“If incarcerated, Michael’s family’s local businesses will likely collapse,” his lawyer states, adding that he handled the bulk of management of the businesses. Their Manchester businesses include Dogtown Brewing, Hot Diggity Donuts and Butter Bean Market, all of which have been largely closed since the arrival of the pandemic.
“Michael’s prosecution has already strained these businesses and made it difficult to hire staff. The shuttering of these businesses could well set off a chain of bankruptcies, which could lead to a clawback of historic tax credits used by Laura to renovate the derelict homes in Manchester, further imperiling Laura’s financial freedom,” his lawyer writes.
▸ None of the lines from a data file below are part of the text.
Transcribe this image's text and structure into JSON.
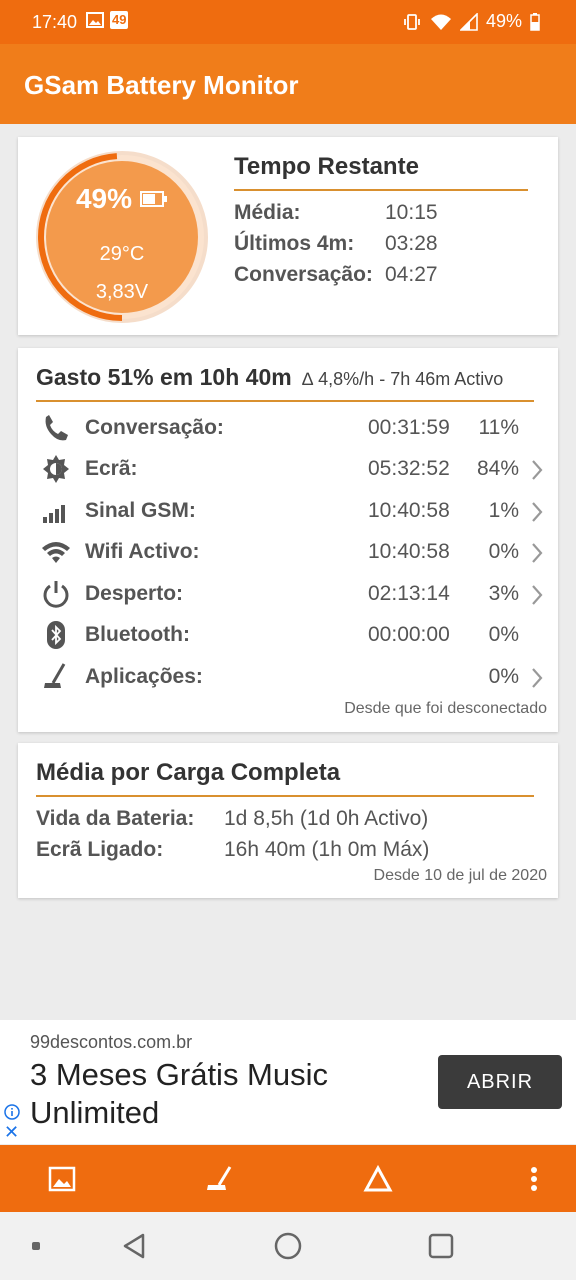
{
  "status_bar": {
    "time": "17:40",
    "badge": "49",
    "battery_text": "49%"
  },
  "app": {
    "title": "GSam Battery Monitor"
  },
  "battery_gauge": {
    "percent": "49%",
    "level": 0.49,
    "temperature": "29°C",
    "voltage": "3,83V"
  },
  "time_remaining": {
    "title": "Tempo Restante",
    "rows": [
      {
        "label": "Média:",
        "value": "10:15"
      },
      {
        "label": "Últimos 4m:",
        "value": "03:28"
      },
      {
        "label": "Conversação:",
        "value": "04:27"
      }
    ]
  },
  "usage": {
    "title": "Gasto 51% em 10h 40m",
    "subtitle": "∆ 4,8%/h - 7h 46m Activo",
    "rows": [
      {
        "icon": "phone-icon",
        "label": "Conversação:",
        "time": "00:31:59",
        "percent": "11%",
        "chevron": false
      },
      {
        "icon": "brightness-icon",
        "label": "Ecrã:",
        "time": "05:32:52",
        "percent": "84%",
        "chevron": true
      },
      {
        "icon": "signal-icon",
        "label": "Sinal GSM:",
        "time": "10:40:58",
        "percent": "1%",
        "chevron": true
      },
      {
        "icon": "wifi-icon",
        "label": "Wifi Activo:",
        "time": "10:40:58",
        "percent": "0%",
        "chevron": true
      },
      {
        "icon": "power-icon",
        "label": "Desperto:",
        "time": "02:13:14",
        "percent": "3%",
        "chevron": true
      },
      {
        "icon": "bluetooth-icon",
        "label": "Bluetooth:",
        "time": "00:00:00",
        "percent": "0%",
        "chevron": false
      },
      {
        "icon": "apps-icon",
        "label": "Aplicações:",
        "time": "",
        "percent": "0%",
        "chevron": true
      }
    ],
    "footer": "Desde que foi desconectado"
  },
  "full_charge": {
    "title": "Média por Carga Completa",
    "rows": [
      {
        "label": "Vida da Bateria:",
        "value": "1d 8,5h (1d 0h Activo)"
      },
      {
        "label": "Ecrã Ligado:",
        "value": "16h 40m (1h 0m Máx)"
      }
    ],
    "footer": "Desde 10 de jul de 2020"
  },
  "ad": {
    "domain": "99descontos.com.br",
    "headline": "3 Meses Grátis Music Unlimited",
    "button": "ABRIR",
    "close": "✕"
  },
  "colors": {
    "status_bar": "#ef6c0f",
    "app_bar": "#f07d1a",
    "accent_line": "#d9902f",
    "gauge_fill": "#f39a4c",
    "gauge_ring": "#ef6c0f"
  }
}
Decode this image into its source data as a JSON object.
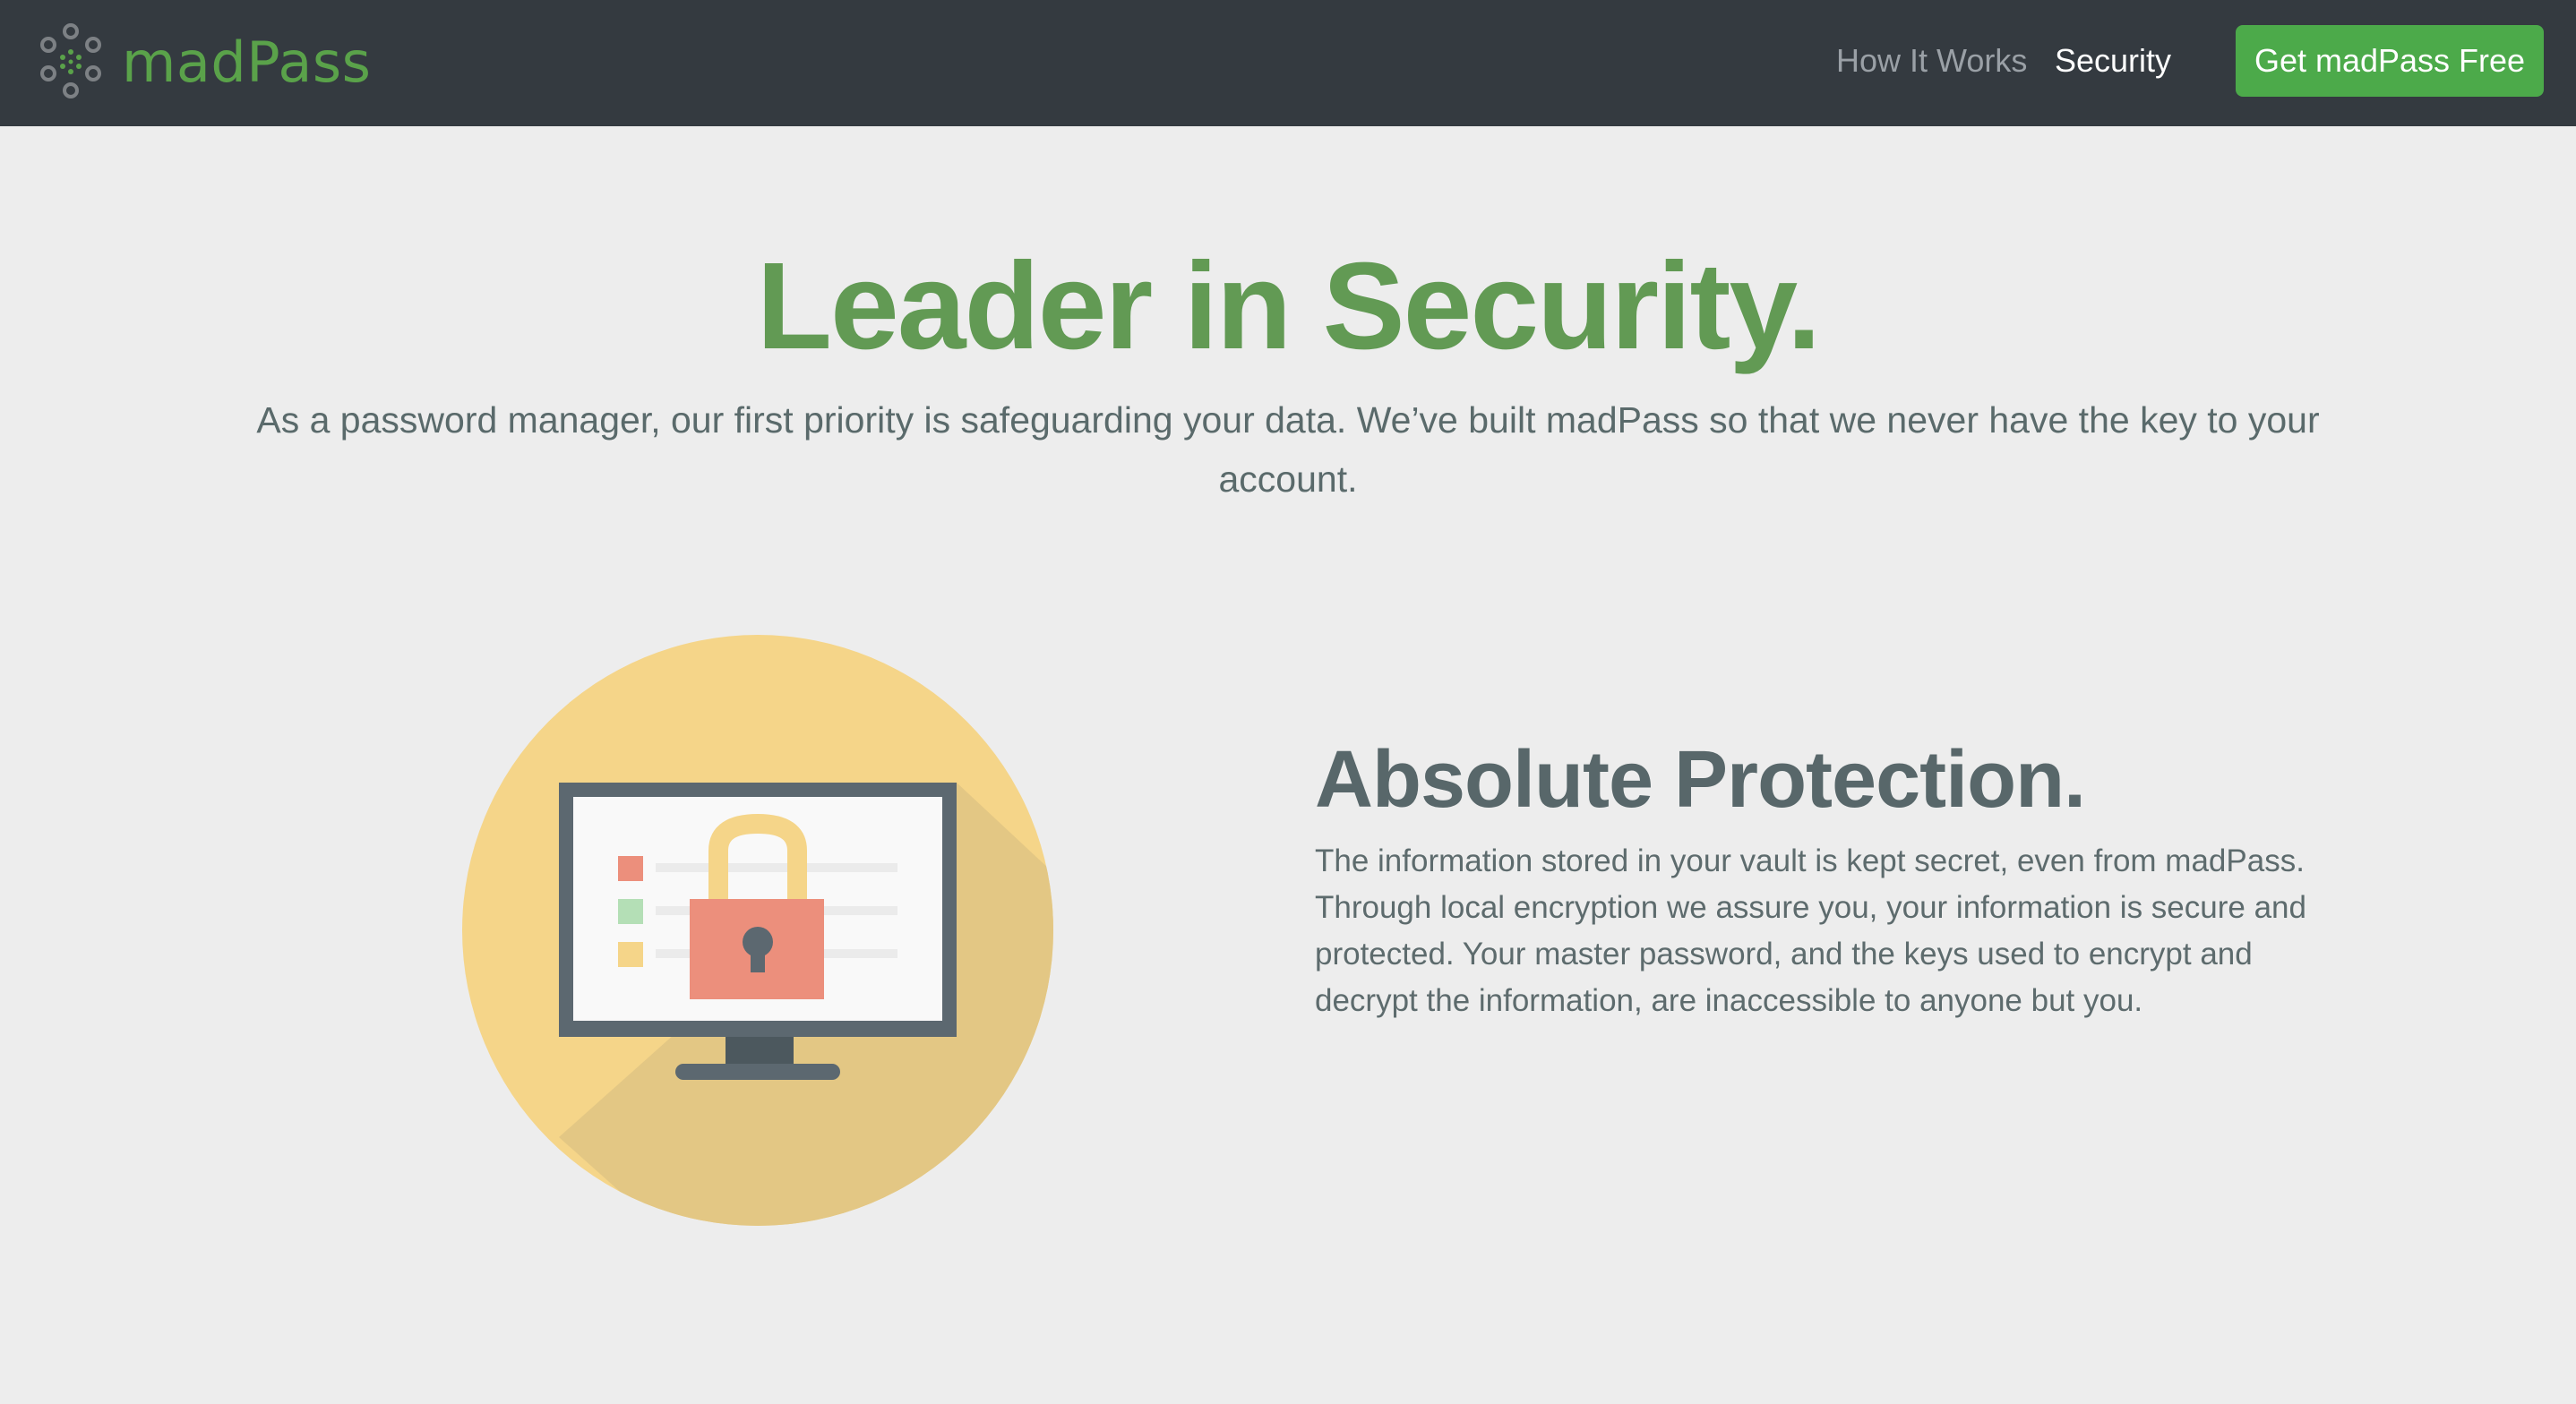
{
  "brand": {
    "name": "madPass",
    "logo_icon": "dots-ring-logo-icon"
  },
  "nav": {
    "items": [
      {
        "label": "How It Works",
        "active": false
      },
      {
        "label": "Security",
        "active": true
      }
    ],
    "cta_label": "Get madPass Free"
  },
  "hero": {
    "title": "Leader in Security.",
    "subtitle": "As a password manager, our first priority is safeguarding your data. We’ve built madPass so that we never have the key to your account."
  },
  "feature": {
    "illustration_icon": "monitor-padlock-icon",
    "title": "Absolute Protection.",
    "body": "The information stored in your vault is kept secret, even from madPass. Through local encryption we assure you, your information is secure and protected. Your master password, and the keys used to encrypt and decrypt the information, are inaccessible to anyone but you."
  },
  "colors": {
    "navbar_bg": "#343a40",
    "brand_green": "#5aa24a",
    "cta_green": "#4caa4a",
    "hero_title_green": "#629a54",
    "page_bg": "#ededed",
    "circle_yellow": "#f5d589",
    "lock_red": "#ec8f7c"
  }
}
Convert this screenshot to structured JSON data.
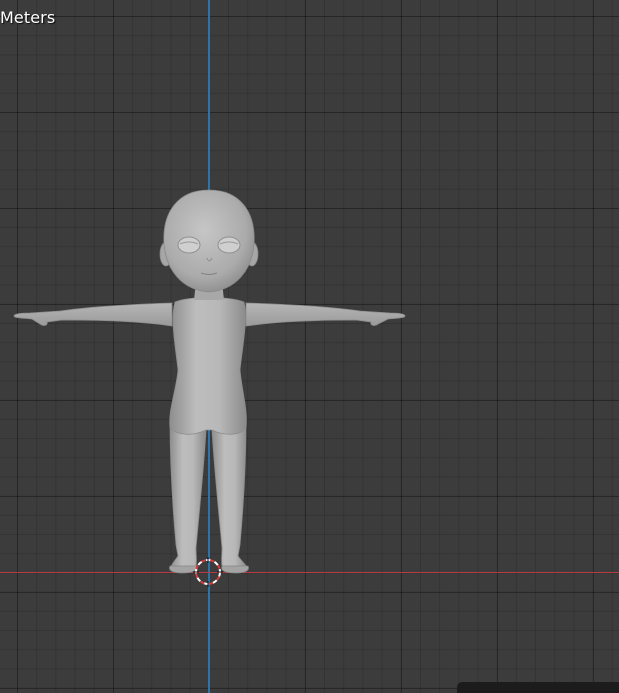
{
  "viewport": {
    "units_label": "Meters",
    "view": "front-orthographic",
    "colors": {
      "background": "#3c3c3c",
      "z_axis": "#2f74a6",
      "x_axis": "#b73a44",
      "mesh": "#b4b4b4"
    }
  },
  "scene": {
    "object": "character-base-mesh",
    "pose": "T-pose",
    "cursor_icon": "3d-cursor-icon"
  }
}
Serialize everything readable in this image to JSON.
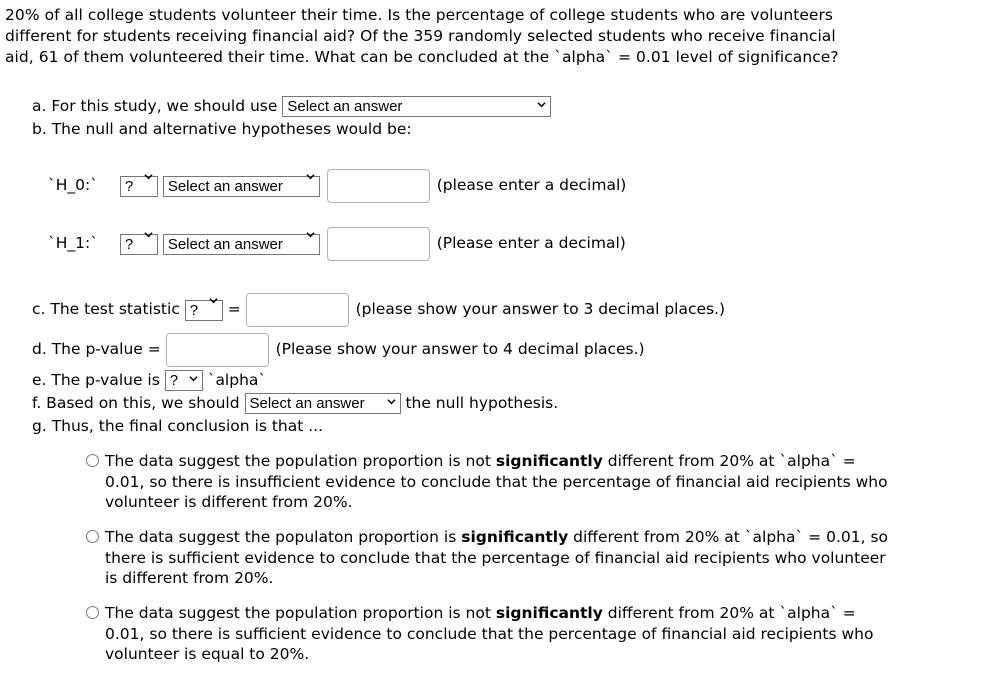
{
  "question": {
    "lines": [
      "20% of all college students volunteer their time. Is the percentage of college students who are volunteers",
      "different for students receiving financial aid? Of the 359 randomly selected students who receive financial",
      "aid, 61 of them volunteered their time. What can be concluded at the `alpha` = 0.01 level of significance?"
    ]
  },
  "part_a": {
    "label": "a. For this study, we should use",
    "select_value": "Select an answer"
  },
  "part_b": {
    "label": "b. The null and alternative hypotheses would be:",
    "h0": {
      "label": "`H_0:`",
      "symbol_select": "?",
      "param_select": "Select an answer",
      "input_value": "",
      "hint": "(please enter a decimal)"
    },
    "h1": {
      "label": "`H_1:`",
      "symbol_select": "?",
      "param_select": "Select an answer",
      "input_value": "",
      "hint": "(Please enter a decimal)"
    }
  },
  "part_c": {
    "label": "c. The test statistic",
    "select_value": "?",
    "equals": "=",
    "input_value": "",
    "hint": "(please show your answer to 3 decimal places.)"
  },
  "part_d": {
    "label": "d. The p-value =",
    "input_value": "",
    "hint": "(Please show your answer to 4 decimal places.)"
  },
  "part_e": {
    "label": "e. The p-value is",
    "select_value": "?",
    "suffix": "`alpha`"
  },
  "part_f": {
    "label": "f. Based on this, we should",
    "select_value": "Select an answer",
    "suffix": "the null hypothesis."
  },
  "part_g": {
    "label": "g. Thus, the final conclusion is that ...",
    "options": [
      {
        "pre": "The data suggest the population proportion is not ",
        "bold": "significantly",
        "post": " different from 20% at `alpha` = 0.01, so there is insufficient evidence to conclude that the percentage of financial aid recipients who volunteer is different from 20%.",
        "selected": false
      },
      {
        "pre": "The data suggest the populaton proportion is ",
        "bold": "significantly",
        "post": " different from 20% at `alpha` = 0.01, so there is sufficient evidence to conclude that the percentage of financial aid recipients who volunteer is different from 20%.",
        "selected": false
      },
      {
        "pre": "The data suggest the population proportion is not ",
        "bold": "significantly",
        "post": " different from 20% at `alpha` = 0.01, so there is sufficient evidence to conclude that the percentage of financial aid recipients who volunteer is equal to 20%.",
        "selected": false
      }
    ]
  }
}
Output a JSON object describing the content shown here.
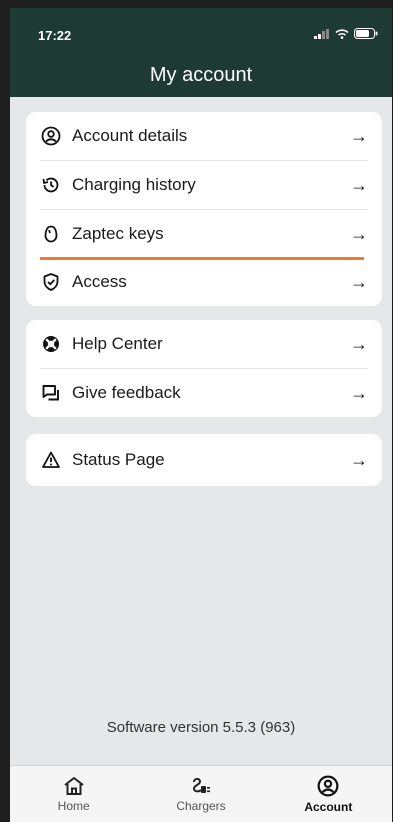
{
  "status_bar": {
    "time": "17:22",
    "icons": [
      "signal-icon",
      "wifi-icon",
      "battery-icon"
    ]
  },
  "header": {
    "title": "My account"
  },
  "groups": [
    {
      "items": [
        {
          "label": "Account details",
          "icon": "user-circle-icon",
          "arrow": "→"
        },
        {
          "label": "Charging history",
          "icon": "history-icon",
          "arrow": "→"
        },
        {
          "label": "Zaptec keys",
          "icon": "key-icon",
          "arrow": "→"
        },
        {
          "label": "Access",
          "icon": "shield-check-icon",
          "arrow": "→"
        }
      ]
    },
    {
      "items": [
        {
          "label": "Help Center",
          "icon": "lifebuoy-icon",
          "arrow": "→"
        },
        {
          "label": "Give feedback",
          "icon": "feedback-icon",
          "arrow": "→"
        }
      ]
    },
    {
      "items": [
        {
          "label": "Status Page",
          "icon": "warning-icon",
          "arrow": "→"
        }
      ]
    }
  ],
  "footer": {
    "version": "Software version 5.5.3 (963)"
  },
  "tabbar": [
    {
      "label": "Home",
      "icon": "home-icon",
      "active": false
    },
    {
      "label": "Chargers",
      "icon": "charger-icon",
      "active": false
    },
    {
      "label": "Account",
      "icon": "user-circle-icon",
      "active": true
    }
  ],
  "colors": {
    "header_bg": "#1d3a33",
    "accent": "#ee7b2c",
    "page_bg": "#e6e7e8"
  }
}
Hild’s attorney also puts emphasis on the negative effect the press coverage of his legal troubles has had on his life, arguing that the media fallout has been its own sort of punishment.
“With the collapse of Live Well, Michael lost his sizable investments in the company and nearly all of his assets. Michael’s wife’s job is in potential jeopardy due to Michael’s conviction and the surrounding press coverage, which has spanned years and many dozens of articles detailing the government’s allegations,” the filing states.
“Regardless of the sentence imposed, this case, related litigation, and ensuing publicity will continue to affect Michael and Laura, who, in the wake of the publicity surrounding this case, has had to file for a protective order at the recommendation of police for her safety and welfare,” his lawyer added, alluding to a separate lawsuit filed against the Hilds by the trustee of the Live Well bankruptcy estate. The company’s Chapter 7 litigation is ongoing.
Hild is represented in the criminal case by attorney Brian Jacobs of New York law firm Morvillo, Abramowitz, Grand, Iason & Anello.
The sentencing hearing is set to take place this afternoon at 4 p.m. at the U.S. District Courthouse for the Southern District of New York in Manhattan. Should he be sentenced to prison, Hild asks to be allowed to remain free on bond pending appeal.
He has been on bail since he was first arrested and charged in September 2019, and his lawyer argues he poses no flight risk or danger to others.